Website and app data records:
++++++++++

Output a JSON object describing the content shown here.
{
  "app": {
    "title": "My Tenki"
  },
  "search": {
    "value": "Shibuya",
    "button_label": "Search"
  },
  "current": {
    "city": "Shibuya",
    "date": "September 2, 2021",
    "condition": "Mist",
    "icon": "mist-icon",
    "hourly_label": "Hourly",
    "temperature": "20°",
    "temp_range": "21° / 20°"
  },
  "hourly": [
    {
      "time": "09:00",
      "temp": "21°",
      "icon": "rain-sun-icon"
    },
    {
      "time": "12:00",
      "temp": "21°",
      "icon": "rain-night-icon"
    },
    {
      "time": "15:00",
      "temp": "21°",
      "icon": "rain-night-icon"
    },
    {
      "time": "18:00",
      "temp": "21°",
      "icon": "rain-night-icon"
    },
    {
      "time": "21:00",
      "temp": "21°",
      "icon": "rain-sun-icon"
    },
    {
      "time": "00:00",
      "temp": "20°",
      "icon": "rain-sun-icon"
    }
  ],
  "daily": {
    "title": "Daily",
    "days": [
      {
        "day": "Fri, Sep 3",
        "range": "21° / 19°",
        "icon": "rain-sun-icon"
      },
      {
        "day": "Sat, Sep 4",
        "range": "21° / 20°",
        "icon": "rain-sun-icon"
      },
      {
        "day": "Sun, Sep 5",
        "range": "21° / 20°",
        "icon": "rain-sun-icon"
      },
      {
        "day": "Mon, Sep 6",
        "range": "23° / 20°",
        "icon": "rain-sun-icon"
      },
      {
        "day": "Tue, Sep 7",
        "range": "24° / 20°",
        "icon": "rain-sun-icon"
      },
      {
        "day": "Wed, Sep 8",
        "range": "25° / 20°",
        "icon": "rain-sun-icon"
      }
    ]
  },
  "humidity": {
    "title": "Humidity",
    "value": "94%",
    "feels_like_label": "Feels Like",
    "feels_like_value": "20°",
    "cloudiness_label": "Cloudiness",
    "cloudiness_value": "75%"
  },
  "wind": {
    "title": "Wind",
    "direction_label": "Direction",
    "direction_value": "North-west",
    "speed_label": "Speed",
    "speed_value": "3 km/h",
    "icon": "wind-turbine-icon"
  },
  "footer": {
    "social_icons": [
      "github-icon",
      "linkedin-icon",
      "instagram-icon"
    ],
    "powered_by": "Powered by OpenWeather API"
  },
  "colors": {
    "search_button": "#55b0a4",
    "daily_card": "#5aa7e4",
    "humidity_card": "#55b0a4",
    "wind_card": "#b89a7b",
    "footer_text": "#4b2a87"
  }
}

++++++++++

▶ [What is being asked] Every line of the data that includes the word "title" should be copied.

▶ [Exercise solution]
    "title": "My Tenki"
    "title": "Daily",
    "title": "Humidity",
    "title": "Wind",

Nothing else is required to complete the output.